Aug 30, 2021
New Gitpod Button has landed on GitLab Merge Request Pages
Reviewing merge requests is part of a developer’s everday life. The quality of code reviews is a crucial aspect of the development process. In reality, it often leads to just skiming the code changes and approving the merge request with a simple “LGTM”. One reason is that doing code reviews requires a context switch for the reviewer. For a careful review one needs to checkout the branch of the merge request, navigate through the code changes, build and test the changed software, … and hope that there will be no configuration drift or other inferences with the existing local developement setup.
This is a situation where ephemeral development environments show their full strength. With Gitpod, you get a fresh development environment just for your review. It has everything set-up for reviewing the changes and will be closed once the job is done. For a head-to-head comparison between local and cloud based workflows for MRs I recommend reading Mike’s blog post.
Starting a Gitpod development environment is easy: Just add
gitpod.io/# in front of a GitLab, GitHub, or Bitbucket URL in your browser’s address bar and hit Enter. That’s it.
With the native Gitpod integration in GitLab, it’s even easier! Next to the Web IDE button you’ll find a Gitpod button in a drop-down menu that has been introduced in GitLab 13.5. With the GitLab 14.2 release you’ll find this button on all merge request pages. Just hit the button and a cloud development environment waits for your review.
The GitLab docs provide you with further information on how to enable the Gitpod integration in your self-managed GitLab instance and how to use the Gitpod integration.
Every release, GitLab selects a community contributor as a most valuable person (MVP) of the release which is recognized with the prestigious golden fork. In the 14.2 release Cornelius from Gitpod has been awarded for the contribution of the Gitpod integration in GitLab.
This is a story about a cake.
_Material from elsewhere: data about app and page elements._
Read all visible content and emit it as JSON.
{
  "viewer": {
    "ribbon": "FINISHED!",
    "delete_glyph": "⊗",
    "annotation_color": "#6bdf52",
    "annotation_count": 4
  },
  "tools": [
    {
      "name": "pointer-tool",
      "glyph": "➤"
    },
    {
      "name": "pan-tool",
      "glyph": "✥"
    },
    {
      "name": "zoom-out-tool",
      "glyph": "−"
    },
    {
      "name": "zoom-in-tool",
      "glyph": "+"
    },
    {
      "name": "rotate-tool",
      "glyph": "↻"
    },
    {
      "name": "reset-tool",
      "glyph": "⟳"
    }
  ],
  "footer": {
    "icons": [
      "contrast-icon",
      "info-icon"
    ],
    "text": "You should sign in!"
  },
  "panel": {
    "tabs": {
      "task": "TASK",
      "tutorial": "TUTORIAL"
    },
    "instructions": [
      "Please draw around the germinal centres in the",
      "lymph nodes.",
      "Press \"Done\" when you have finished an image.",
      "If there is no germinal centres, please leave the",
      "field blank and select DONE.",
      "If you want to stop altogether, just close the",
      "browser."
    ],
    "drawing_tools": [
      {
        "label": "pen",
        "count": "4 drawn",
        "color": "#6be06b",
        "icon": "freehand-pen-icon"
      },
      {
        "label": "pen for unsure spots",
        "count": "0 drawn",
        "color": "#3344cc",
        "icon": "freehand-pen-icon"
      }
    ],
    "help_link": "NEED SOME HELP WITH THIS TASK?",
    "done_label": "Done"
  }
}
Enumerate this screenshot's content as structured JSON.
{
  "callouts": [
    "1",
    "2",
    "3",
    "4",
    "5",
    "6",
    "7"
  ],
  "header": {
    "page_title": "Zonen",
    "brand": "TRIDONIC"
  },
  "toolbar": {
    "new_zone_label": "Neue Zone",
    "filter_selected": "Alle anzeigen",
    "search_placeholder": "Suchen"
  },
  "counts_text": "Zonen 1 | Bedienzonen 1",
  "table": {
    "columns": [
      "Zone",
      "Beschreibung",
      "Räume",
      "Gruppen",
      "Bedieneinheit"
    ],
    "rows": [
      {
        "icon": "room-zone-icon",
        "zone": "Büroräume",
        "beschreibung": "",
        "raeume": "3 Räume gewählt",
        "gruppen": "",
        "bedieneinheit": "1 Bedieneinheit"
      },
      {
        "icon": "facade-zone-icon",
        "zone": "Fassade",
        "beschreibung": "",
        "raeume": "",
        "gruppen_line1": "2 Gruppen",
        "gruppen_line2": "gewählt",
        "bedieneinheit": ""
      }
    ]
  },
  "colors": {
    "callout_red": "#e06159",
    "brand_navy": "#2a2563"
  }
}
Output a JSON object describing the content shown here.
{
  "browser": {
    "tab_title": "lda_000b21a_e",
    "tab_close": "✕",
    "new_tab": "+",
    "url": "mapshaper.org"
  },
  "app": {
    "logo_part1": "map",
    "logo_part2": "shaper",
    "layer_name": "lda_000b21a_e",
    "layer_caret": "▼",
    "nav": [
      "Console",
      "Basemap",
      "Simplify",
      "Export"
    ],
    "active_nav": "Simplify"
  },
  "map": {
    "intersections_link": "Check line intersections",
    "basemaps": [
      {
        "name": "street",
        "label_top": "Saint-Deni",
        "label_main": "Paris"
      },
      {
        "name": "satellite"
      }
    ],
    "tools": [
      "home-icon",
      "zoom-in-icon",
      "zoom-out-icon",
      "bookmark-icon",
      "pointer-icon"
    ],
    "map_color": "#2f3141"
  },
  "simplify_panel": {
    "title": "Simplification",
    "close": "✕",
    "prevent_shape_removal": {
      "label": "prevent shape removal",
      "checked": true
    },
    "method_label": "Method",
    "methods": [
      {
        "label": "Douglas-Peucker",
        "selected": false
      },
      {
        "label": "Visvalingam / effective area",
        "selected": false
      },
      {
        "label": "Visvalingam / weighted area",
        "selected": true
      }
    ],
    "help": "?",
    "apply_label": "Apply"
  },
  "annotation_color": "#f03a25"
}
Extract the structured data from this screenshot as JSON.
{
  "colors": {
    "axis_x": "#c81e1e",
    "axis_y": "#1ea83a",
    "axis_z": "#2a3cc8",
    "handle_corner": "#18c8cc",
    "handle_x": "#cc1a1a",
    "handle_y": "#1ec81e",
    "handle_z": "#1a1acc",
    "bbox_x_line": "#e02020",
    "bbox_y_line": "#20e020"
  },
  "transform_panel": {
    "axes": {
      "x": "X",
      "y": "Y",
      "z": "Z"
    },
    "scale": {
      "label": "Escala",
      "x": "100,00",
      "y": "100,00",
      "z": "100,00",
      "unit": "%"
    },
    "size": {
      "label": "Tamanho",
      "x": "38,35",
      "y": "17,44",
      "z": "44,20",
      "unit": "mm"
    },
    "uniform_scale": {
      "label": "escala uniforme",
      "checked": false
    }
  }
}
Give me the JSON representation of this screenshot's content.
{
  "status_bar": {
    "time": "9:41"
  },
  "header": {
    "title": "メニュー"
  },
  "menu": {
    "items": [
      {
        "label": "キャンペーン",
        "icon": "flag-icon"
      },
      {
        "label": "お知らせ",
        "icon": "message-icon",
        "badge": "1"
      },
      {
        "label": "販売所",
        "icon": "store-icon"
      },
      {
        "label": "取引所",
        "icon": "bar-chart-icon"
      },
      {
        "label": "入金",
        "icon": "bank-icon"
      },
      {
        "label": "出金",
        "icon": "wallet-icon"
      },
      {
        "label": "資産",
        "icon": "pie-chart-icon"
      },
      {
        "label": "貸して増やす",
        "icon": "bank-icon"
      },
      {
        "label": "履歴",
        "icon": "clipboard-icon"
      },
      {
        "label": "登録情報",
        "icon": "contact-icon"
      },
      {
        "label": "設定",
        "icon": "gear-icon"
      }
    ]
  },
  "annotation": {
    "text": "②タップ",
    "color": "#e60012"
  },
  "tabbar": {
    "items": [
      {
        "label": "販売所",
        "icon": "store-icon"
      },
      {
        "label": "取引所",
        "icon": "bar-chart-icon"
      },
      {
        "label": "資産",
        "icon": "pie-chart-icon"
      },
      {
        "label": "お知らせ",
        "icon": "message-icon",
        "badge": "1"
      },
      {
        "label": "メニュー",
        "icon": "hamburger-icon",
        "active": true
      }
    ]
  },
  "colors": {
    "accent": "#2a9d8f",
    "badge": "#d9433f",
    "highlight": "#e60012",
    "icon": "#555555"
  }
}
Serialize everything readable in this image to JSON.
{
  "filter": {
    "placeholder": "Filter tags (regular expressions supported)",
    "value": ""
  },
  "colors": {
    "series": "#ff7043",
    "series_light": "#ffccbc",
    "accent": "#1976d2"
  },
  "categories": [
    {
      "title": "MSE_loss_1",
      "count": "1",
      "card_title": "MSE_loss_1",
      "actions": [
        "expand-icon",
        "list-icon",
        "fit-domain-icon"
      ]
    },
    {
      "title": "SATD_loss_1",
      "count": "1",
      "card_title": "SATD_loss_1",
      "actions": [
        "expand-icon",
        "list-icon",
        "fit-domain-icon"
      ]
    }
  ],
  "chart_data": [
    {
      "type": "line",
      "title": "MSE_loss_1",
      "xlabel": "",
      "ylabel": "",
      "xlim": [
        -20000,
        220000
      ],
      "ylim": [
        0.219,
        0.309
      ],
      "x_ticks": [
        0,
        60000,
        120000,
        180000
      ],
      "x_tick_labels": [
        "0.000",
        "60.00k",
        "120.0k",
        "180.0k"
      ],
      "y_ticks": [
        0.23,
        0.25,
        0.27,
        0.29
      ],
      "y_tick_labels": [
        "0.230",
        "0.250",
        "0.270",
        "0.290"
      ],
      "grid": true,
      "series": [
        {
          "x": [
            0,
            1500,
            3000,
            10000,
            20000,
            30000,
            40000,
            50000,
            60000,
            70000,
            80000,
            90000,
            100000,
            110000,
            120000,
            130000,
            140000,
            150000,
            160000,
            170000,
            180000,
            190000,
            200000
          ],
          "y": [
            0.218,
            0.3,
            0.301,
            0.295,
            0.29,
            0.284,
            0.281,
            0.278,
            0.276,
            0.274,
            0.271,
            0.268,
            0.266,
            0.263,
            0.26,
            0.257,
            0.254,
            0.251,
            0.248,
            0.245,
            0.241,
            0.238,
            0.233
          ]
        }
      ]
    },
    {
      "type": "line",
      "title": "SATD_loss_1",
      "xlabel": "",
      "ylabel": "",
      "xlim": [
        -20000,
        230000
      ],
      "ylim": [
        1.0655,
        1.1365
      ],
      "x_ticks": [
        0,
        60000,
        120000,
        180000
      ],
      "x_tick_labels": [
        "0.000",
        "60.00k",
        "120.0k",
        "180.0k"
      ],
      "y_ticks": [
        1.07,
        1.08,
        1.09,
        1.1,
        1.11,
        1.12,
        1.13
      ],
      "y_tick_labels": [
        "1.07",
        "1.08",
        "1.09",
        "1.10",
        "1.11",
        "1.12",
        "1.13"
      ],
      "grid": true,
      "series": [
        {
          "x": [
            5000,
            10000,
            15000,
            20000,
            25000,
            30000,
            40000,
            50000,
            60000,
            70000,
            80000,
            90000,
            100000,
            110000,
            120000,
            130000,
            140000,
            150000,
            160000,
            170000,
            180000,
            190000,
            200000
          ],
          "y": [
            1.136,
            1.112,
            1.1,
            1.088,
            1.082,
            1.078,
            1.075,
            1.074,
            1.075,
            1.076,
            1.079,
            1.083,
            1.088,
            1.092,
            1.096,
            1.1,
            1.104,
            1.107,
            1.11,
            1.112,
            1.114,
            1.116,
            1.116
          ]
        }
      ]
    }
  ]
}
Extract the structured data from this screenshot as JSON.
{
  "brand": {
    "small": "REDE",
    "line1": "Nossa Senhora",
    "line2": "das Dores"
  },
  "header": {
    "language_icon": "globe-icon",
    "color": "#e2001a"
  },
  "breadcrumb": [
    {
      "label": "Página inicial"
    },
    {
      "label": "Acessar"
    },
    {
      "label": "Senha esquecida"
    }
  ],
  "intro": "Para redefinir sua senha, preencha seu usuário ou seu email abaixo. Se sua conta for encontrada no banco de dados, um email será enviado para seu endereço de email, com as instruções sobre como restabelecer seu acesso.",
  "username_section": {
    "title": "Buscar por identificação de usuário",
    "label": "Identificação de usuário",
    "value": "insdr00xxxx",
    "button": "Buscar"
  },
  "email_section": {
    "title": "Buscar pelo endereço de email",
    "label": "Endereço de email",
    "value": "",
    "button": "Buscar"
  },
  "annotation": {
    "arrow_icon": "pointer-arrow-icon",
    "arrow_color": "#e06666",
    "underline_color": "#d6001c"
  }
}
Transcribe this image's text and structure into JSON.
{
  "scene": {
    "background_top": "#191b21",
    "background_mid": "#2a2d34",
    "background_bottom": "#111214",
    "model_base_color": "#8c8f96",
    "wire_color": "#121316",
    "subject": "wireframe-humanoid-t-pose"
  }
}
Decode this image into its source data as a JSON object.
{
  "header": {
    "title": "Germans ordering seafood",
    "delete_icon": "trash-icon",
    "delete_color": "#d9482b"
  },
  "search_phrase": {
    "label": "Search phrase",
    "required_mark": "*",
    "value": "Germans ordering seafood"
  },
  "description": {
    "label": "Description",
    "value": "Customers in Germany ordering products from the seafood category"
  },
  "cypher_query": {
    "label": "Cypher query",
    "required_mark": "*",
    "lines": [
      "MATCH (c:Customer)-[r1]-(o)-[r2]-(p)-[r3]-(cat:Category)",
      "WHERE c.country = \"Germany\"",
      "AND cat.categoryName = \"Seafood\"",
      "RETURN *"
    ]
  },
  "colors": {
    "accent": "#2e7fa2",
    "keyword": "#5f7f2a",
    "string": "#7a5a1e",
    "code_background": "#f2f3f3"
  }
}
Following a long-standing tradition in technology, we decided to send an edible Gitpod workspace to GitHub's San Francisco office.
For our second edition of DevX Digest, we talk about moving software development to the cloud.